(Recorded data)
*** Begin section ***

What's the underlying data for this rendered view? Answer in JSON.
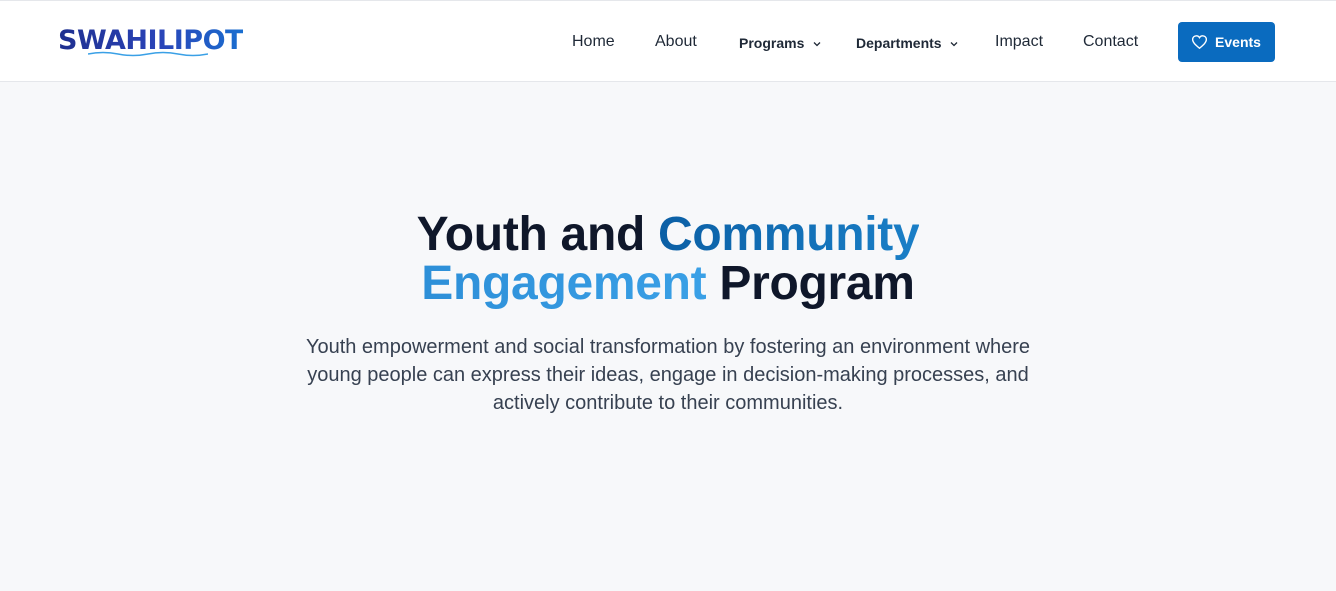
{
  "brand": {
    "logo_text": "SWAHILIPOT",
    "logo_colors": [
      "#1e2f8f",
      "#1a6fd0"
    ]
  },
  "nav": {
    "items": [
      {
        "label": "Home"
      },
      {
        "label": "About"
      },
      {
        "label": "Programs",
        "has_dropdown": true
      },
      {
        "label": "Departments",
        "has_dropdown": true
      },
      {
        "label": "Impact"
      },
      {
        "label": "Contact"
      }
    ],
    "cta": {
      "label": "Events",
      "icon": "heart-icon",
      "color": "#0a6bbf"
    }
  },
  "hero": {
    "title_part1": "Youth and ",
    "title_part2": "Community",
    "title_part3": "Engagement",
    "title_part4": " Program",
    "subtitle": "Youth empowerment and social transformation by fostering an environment where young people can express their ideas, engage in decision-making processes, and actively contribute to their communities.",
    "accent_colors": [
      "#0b5fa5",
      "#3aa0e6"
    ]
  }
}
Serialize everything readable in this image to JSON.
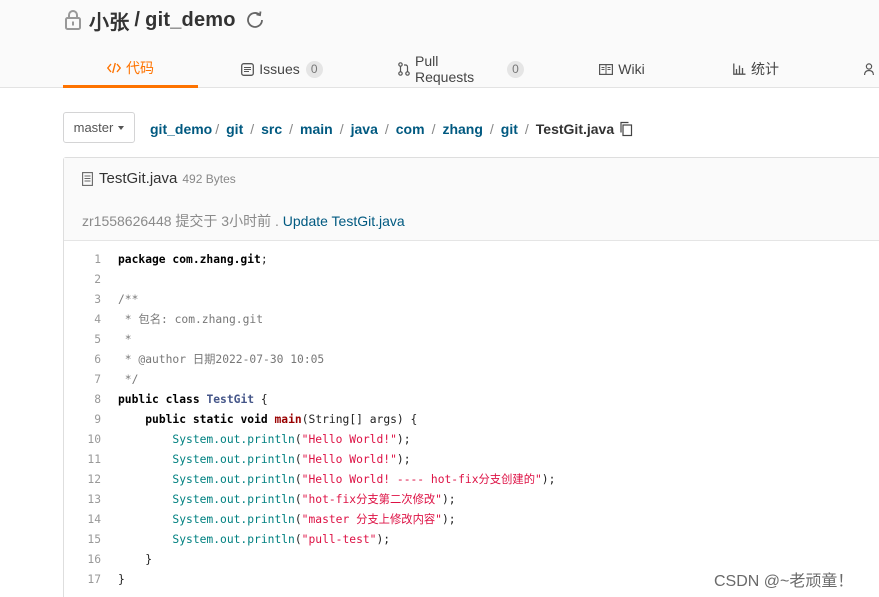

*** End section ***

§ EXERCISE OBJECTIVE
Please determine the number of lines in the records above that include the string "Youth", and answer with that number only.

§ ANSWER SECTION
2